Revellers in parts of the UK will be able to stage cut-price street parties to celebrate Prince William's marriage to Kate Middleton as some councils say they will slash or waive road closure charges.
Cambridgeshire County Council is the latest local authority to pledge it will not charge to close roads for royal wedding street parties on Friday April 29.
Gloucestershire made a similar promise earlier this month and Norfolk said it will cut the charge from £450 to a celebratory £29.04.
The moves follow a Government drive to cut red tape and make the organisation of street parties and fetes easier.
Cambridgeshire said party organisers would need to apply for permission to close roads but would not be charged.
"We will treat them as community events so there will be no charge," said a spokesman. "People simply need to get in touch and let us know what they plan."
Gloucestershire said permission would be needed but any charge would be waived as a "one-off gesture".
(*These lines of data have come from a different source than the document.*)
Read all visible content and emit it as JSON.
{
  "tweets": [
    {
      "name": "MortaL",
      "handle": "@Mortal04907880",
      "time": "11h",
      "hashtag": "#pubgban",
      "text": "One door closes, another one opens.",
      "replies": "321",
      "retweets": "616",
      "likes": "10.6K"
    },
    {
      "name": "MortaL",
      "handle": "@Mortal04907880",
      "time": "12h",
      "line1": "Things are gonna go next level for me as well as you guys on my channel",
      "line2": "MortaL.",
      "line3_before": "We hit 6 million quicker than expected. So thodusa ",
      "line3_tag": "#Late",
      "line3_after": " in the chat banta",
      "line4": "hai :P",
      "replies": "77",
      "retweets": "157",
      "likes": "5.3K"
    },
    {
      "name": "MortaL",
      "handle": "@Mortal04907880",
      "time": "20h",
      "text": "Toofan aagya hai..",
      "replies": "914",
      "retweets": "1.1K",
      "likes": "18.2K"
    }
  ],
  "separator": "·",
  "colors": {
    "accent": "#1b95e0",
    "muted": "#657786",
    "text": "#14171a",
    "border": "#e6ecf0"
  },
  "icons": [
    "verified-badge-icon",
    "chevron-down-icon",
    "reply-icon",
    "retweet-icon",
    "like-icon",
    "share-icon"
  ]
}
Last August, Communities Secretary Eric Pickles said he wanted councils to take a "common sense" approach to public celebrations and did not want street party organisers faced with "reams of forms, high costs and red tape".
"For most small organised street parties that don't affect the wider road network there is no requirement in law for local authorities to advertise proposed closures or carry out consultations," said a spokesman for the Department for Communities and Local Government.
"Neither are specific signs or other traffic management equipment required. Local authorities should act proportionately, wisely, and in the public interest - and highways law does not present any barriers to that."